▸ YOUR TASK: Look for the word "Output" in the entries and copy each line where it appears.

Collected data

══════════════════════════════

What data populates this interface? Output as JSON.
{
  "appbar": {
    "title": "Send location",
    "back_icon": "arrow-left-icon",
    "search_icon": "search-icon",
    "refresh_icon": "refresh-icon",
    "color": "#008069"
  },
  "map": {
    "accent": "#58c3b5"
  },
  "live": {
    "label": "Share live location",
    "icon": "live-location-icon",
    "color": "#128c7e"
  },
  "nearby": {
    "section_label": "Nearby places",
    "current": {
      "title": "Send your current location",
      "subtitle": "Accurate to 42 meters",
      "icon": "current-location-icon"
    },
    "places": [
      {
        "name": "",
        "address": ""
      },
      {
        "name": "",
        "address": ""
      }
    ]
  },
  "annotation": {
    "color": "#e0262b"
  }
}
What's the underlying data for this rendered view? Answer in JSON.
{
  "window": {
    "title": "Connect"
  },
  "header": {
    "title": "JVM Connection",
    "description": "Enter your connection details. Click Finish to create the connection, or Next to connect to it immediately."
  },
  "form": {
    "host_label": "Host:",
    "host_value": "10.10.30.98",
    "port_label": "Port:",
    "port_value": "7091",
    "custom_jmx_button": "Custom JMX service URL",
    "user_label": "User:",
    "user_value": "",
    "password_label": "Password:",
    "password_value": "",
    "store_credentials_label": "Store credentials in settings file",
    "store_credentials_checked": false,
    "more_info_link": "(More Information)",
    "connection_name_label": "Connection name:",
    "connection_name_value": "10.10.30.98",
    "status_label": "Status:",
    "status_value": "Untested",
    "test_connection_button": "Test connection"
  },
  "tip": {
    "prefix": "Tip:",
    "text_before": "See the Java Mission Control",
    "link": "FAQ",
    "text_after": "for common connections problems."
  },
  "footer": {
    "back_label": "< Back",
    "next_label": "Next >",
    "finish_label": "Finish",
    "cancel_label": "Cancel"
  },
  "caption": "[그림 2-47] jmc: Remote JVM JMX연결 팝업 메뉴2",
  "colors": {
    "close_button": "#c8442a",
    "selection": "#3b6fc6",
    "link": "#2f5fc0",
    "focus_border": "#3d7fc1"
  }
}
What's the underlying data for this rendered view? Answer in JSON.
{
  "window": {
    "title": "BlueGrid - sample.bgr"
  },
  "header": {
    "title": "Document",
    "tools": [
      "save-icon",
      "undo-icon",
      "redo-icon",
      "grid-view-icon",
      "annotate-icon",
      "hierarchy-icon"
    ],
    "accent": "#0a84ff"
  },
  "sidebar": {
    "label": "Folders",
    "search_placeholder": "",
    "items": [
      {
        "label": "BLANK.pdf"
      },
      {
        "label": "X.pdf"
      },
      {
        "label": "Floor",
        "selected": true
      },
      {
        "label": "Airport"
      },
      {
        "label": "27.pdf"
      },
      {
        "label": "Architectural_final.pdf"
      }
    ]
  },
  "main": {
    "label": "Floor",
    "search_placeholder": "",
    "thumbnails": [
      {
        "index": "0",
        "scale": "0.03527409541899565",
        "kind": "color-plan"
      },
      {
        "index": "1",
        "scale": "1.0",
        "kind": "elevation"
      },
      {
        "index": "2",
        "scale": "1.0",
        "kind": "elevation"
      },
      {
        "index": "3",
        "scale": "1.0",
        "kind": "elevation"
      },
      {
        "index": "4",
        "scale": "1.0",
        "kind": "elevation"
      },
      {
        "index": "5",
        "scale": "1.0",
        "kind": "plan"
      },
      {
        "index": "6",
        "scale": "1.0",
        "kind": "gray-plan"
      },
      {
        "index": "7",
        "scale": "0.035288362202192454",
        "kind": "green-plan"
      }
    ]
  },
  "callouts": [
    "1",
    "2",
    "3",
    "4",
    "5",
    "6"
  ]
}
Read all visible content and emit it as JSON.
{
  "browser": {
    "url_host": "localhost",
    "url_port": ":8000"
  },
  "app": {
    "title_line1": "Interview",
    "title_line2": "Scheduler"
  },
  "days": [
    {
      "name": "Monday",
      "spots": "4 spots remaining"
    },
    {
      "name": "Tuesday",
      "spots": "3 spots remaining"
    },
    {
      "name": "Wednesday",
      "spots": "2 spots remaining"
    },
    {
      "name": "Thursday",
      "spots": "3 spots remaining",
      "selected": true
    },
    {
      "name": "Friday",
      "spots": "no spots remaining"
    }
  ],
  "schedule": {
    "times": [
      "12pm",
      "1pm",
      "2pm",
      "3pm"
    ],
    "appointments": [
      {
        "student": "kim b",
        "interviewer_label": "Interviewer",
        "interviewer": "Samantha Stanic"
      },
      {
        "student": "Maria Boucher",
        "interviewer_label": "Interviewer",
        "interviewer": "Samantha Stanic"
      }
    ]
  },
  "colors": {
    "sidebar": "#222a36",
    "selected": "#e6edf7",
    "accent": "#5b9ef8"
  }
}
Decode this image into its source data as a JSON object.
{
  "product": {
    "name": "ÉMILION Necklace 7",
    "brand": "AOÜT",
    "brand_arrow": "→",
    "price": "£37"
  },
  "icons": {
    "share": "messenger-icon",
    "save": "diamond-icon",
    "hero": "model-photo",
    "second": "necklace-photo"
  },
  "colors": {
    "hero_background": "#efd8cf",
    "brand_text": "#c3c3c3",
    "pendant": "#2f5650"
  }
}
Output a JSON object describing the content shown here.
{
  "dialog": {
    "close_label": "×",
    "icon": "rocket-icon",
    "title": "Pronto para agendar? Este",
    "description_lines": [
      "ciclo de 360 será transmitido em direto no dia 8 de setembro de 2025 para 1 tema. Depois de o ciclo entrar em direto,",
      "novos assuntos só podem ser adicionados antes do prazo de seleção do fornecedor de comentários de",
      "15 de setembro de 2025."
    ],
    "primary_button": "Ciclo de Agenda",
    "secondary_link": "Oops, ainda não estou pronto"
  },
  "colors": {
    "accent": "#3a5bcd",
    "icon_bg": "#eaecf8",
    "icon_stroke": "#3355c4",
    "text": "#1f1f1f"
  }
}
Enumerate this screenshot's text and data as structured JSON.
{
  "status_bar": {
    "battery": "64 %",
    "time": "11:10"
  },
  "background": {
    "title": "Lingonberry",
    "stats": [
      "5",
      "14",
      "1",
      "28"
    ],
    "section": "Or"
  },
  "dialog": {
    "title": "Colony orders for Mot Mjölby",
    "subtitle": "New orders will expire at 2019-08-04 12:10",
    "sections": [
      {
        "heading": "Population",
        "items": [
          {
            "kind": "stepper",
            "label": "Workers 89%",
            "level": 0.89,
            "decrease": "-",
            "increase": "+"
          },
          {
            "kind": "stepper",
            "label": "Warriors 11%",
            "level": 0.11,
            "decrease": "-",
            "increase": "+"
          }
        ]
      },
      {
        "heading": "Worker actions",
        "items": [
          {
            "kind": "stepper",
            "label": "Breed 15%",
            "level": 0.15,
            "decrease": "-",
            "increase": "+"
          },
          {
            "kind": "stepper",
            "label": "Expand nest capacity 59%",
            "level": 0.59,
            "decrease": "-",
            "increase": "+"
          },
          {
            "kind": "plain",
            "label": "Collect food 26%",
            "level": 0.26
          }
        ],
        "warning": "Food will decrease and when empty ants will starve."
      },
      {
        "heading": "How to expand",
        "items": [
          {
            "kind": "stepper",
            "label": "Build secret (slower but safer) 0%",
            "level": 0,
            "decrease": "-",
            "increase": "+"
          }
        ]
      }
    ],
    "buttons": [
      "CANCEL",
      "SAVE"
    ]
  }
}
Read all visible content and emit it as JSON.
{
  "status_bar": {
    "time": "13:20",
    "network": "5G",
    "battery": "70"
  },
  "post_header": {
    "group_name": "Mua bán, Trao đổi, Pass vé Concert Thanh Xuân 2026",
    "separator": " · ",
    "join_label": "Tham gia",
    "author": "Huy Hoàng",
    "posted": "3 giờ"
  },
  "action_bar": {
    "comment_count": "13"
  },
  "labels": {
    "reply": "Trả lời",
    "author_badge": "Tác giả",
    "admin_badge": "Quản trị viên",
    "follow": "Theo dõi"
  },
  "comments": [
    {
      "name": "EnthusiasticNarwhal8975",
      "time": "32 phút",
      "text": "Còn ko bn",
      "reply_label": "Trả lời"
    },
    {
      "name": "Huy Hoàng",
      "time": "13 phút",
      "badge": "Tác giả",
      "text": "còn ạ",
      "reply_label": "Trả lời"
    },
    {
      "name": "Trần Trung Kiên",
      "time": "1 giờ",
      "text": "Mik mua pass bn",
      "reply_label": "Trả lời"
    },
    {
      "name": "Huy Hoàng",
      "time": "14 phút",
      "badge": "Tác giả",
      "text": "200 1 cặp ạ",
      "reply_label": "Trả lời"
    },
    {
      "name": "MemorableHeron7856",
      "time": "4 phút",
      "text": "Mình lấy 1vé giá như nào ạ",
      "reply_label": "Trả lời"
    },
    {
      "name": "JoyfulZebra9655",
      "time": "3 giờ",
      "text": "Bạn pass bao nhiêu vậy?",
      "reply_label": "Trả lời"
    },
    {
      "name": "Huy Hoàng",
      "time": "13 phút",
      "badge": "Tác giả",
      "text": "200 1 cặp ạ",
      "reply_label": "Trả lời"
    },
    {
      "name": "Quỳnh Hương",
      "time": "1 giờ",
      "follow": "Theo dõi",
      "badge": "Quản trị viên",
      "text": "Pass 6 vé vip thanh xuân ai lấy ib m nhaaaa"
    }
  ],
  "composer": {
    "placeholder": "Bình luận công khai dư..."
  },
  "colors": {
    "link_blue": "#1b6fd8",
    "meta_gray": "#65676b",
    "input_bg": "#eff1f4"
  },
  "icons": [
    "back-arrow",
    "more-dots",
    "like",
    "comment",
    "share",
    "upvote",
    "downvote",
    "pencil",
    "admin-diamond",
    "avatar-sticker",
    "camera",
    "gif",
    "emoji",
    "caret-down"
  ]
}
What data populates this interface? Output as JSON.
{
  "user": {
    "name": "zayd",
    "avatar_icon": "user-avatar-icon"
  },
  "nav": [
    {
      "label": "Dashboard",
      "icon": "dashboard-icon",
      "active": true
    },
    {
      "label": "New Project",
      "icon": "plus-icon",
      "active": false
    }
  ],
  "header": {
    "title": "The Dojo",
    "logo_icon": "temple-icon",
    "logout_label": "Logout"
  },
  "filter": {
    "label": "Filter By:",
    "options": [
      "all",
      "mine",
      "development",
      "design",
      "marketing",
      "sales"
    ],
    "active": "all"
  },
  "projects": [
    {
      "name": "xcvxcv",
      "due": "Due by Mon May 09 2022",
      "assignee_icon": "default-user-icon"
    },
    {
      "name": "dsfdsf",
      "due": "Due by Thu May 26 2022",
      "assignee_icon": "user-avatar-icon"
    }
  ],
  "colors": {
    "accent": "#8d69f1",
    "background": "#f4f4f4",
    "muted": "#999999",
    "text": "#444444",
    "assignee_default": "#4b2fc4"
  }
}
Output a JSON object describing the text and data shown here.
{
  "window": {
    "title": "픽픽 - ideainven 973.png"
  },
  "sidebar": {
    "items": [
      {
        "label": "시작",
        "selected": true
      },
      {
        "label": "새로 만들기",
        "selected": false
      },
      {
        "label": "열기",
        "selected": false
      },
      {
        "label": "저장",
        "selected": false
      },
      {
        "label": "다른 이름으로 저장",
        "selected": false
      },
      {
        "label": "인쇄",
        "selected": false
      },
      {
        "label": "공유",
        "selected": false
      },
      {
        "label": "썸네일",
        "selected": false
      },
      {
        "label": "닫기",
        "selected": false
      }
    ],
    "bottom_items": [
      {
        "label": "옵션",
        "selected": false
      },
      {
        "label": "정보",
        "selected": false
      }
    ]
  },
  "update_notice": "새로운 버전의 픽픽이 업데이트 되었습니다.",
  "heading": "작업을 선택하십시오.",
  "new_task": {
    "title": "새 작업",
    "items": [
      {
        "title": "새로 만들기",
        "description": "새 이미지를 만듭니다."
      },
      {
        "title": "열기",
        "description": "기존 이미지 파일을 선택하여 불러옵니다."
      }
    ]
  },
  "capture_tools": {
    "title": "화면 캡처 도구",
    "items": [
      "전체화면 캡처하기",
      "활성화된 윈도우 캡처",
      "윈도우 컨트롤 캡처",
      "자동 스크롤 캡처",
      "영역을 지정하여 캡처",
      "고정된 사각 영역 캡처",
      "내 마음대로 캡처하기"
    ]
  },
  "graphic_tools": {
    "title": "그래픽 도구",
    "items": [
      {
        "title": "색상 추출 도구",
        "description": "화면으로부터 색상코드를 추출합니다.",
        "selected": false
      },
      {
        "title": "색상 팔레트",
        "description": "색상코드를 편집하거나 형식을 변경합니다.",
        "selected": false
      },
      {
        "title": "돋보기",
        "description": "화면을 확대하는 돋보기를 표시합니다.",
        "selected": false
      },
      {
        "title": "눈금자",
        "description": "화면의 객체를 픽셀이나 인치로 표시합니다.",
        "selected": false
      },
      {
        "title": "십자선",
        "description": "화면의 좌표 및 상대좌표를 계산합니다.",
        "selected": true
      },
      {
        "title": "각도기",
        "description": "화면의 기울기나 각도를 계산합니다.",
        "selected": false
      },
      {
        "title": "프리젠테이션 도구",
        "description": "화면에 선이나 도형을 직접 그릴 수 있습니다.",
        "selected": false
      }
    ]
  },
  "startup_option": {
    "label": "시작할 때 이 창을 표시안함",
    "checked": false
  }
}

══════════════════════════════

▸ WRITTEN RESPONSE:
What data populates this interface? Output as JSON.
Output a JSON object describing the content shown here.
What data populates this interface? Output as JSON.
Output a JSON object describing the text and data shown here.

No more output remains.